In the documentary Fog City Mavericks, American Graffiti producer Frances Ford Coppola describes his frustration with a Universal executive following a packed screening at San Francisco’s North Point Theater. Coppola lectured the skeptical executive, pointing out the wildly enthusiastic audience response: “You should be on your hands and knees thanking this young man (George Lucas) for what he has given you,” he said.
Candy Clark remembers seeing the film for the first time in Los Angeles. “When the film started, and ‘Rock Around the Clock’ came on the sound track, people jumped out of their seats and screamed. I thought, ‘We’ve got a hit.’ ”
Had American Graffiti bombed like THX 1138, audiences likely would have never met R2-D2 or Boba Fett. But American Graffiti succeeded, on a massive scale — it remains one of the most successful films in history in terms of budget to box office. The modest $750,000 picture raked in $115 million in the U.S. alone (adjusted for inflation, that adds up to more than half a billion in today’s dollars and ranks Graffiti in the top 50 most popular movies of all time).
The movie was popular with most critics, although the San Francisco Chronicle panned the film with an “empty chair,” complaining that the movie was “in a class by itself when it comes to tedium.” American Graffiti wound up being nominated for five Academy Awards, including best picture, best director and screenplay, best film editing and best supporting actress for Clark.
Clark says her experience making the movie and the recognition it has brought her is “one of the great experiences of my life. I’ve met people who say they went to see it nine days in a row in the theater,” she adds. “The guitarist Jeff Beck once told me that he has seen the film more than 3,000 times.”

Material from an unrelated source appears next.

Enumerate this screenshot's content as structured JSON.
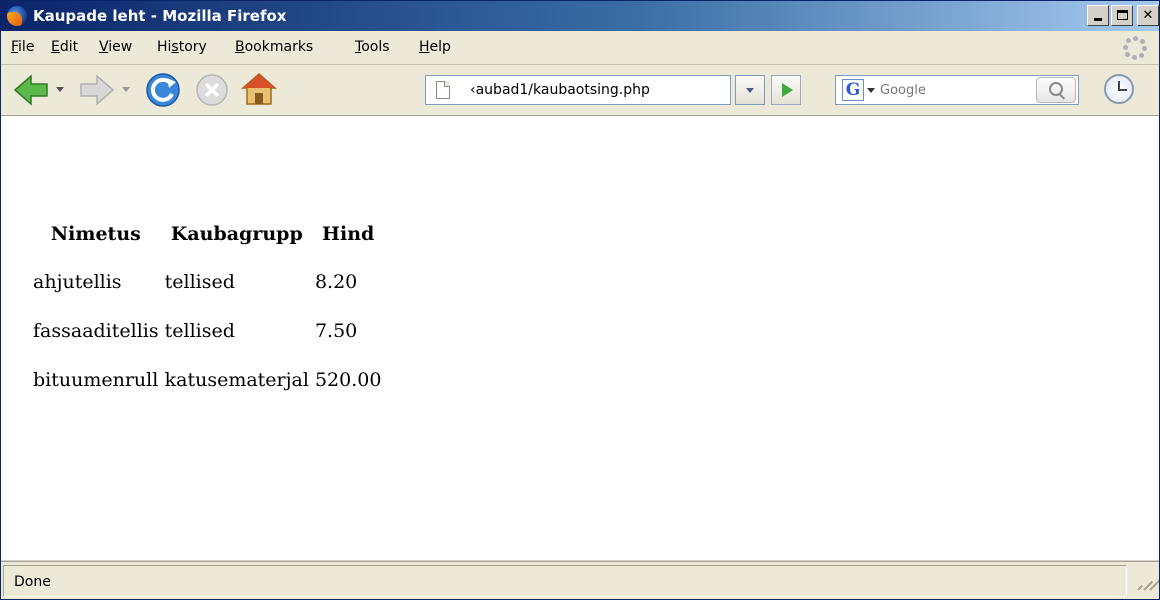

Lucas, of course, went on to create Star Wars next, which became one of the biggest box office blockbusters and one of the most influential entertainments of all time. It’s easy to forget that 20th Century Fox’s production of Star Wars wasn’t a particularly big-budget film, and Lucas had to deal with issues of studio pessimism similar to those plaguing him before American Graffiti was released. So when it came time to make the Star Wars sequel, The Empire Strikes Back, Lucas financed the film himself so he would not be beholden to the studio. The gamble paid off in a big way, and Lucas was able to build Skywalker Ranch, his high-tech dream factory in San Rafael.
It’s interesting to note that the newest chapter in the Star Wars series, The Force Awakens, will be directed by J.J. Abrams, who was just 11 years old when the first Star Wars was released. A new series of Star Wars sequels and stand-alone adventures will be helmed by directors whose young minds were thrown into hyperdrive, thanks to Lucas’ imagination.
It’s safe to say that this is George Lucas’ galaxy. We just live here.